Work to complete
Copy out the entries that come next, exactly.

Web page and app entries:
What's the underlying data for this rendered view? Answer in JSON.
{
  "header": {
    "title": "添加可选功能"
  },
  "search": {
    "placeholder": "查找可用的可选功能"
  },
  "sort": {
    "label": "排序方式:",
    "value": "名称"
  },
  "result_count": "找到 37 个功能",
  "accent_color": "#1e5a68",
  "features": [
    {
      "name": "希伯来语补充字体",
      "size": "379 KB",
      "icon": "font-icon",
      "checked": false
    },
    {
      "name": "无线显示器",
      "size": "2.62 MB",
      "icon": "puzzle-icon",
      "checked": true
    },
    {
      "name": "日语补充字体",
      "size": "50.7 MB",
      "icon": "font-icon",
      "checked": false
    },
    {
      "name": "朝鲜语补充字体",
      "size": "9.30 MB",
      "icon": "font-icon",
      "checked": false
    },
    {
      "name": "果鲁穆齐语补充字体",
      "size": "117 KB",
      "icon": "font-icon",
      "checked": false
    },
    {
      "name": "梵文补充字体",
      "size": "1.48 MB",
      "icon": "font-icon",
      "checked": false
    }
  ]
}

Response below
What's the underlying data for this rendered view? Answer in JSON.
{
  "header": {
    "title": "添加可选功能"
  },
  "search": {
    "placeholder": "查找可用的可选功能"
  },
  "sort": {
    "label": "排序方式:",
    "value": "名称"
  },
  "result_count": "找到 37 个功能",
  "accent_color": "#1e5a68",
  "features": [
    {
      "name": "希伯来语补充字体",
      "size": "379 KB",
      "icon": "font-icon",
      "checked": false
    },
    {
      "name": "无线显示器",
      "size": "2.62 MB",
      "icon": "puzzle-icon",
      "checked": true
    },
    {
      "name": "日语补充字体",
      "size": "50.7 MB",
      "icon": "font-icon",
      "checked": false
    },
    {
      "name": "朝鲜语补充字体",
      "size": "9.30 MB",
      "icon": "font-icon",
      "checked": false
    },
    {
      "name": "果鲁穆齐语补充字体",
      "size": "117 KB",
      "icon": "font-icon",
      "checked": false
    },
    {
      "name": "梵文补充字体",
      "size": "1.48 MB",
      "icon": "font-icon",
      "checked": false
    }
  ]
}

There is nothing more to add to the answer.